Segment Start: Source data

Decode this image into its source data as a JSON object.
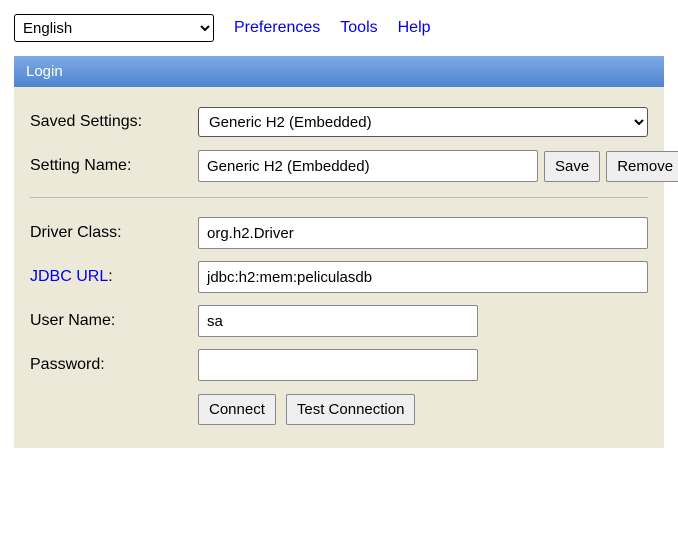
{
  "topbar": {
    "language_selected": "English",
    "links": {
      "preferences": "Preferences",
      "tools": "Tools",
      "help": "Help"
    }
  },
  "panel": {
    "title": "Login",
    "labels": {
      "saved_settings": "Saved Settings:",
      "setting_name": "Setting Name:",
      "driver_class": "Driver Class:",
      "jdbc_url": "JDBC URL",
      "jdbc_url_suffix": ":",
      "user_name": "User Name:",
      "password": "Password:"
    },
    "fields": {
      "saved_settings_selected": "Generic H2 (Embedded)",
      "setting_name": "Generic H2 (Embedded)",
      "driver_class": "org.h2.Driver",
      "jdbc_url": "jdbc:h2:mem:peliculasdb",
      "user_name": "sa",
      "password": ""
    },
    "buttons": {
      "save": "Save",
      "remove": "Remove",
      "connect": "Connect",
      "test_connection": "Test Connection"
    }
  }
}
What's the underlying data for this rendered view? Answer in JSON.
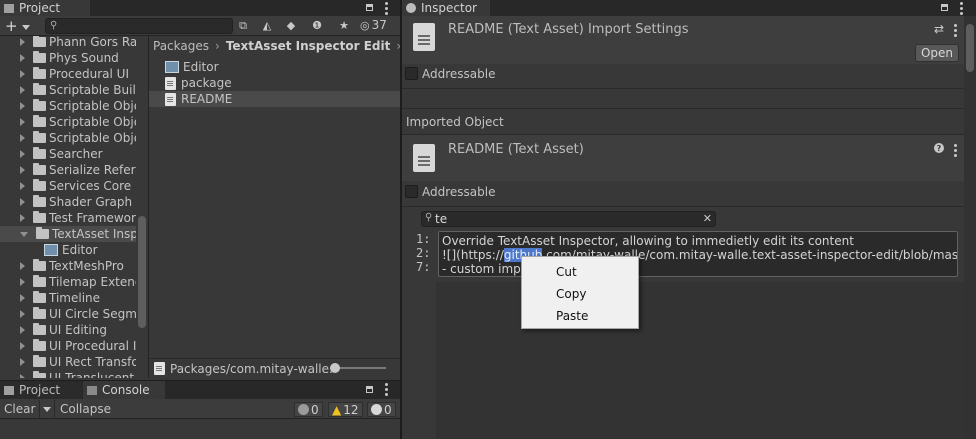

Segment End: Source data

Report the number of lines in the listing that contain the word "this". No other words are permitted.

# Answer to the exercise
2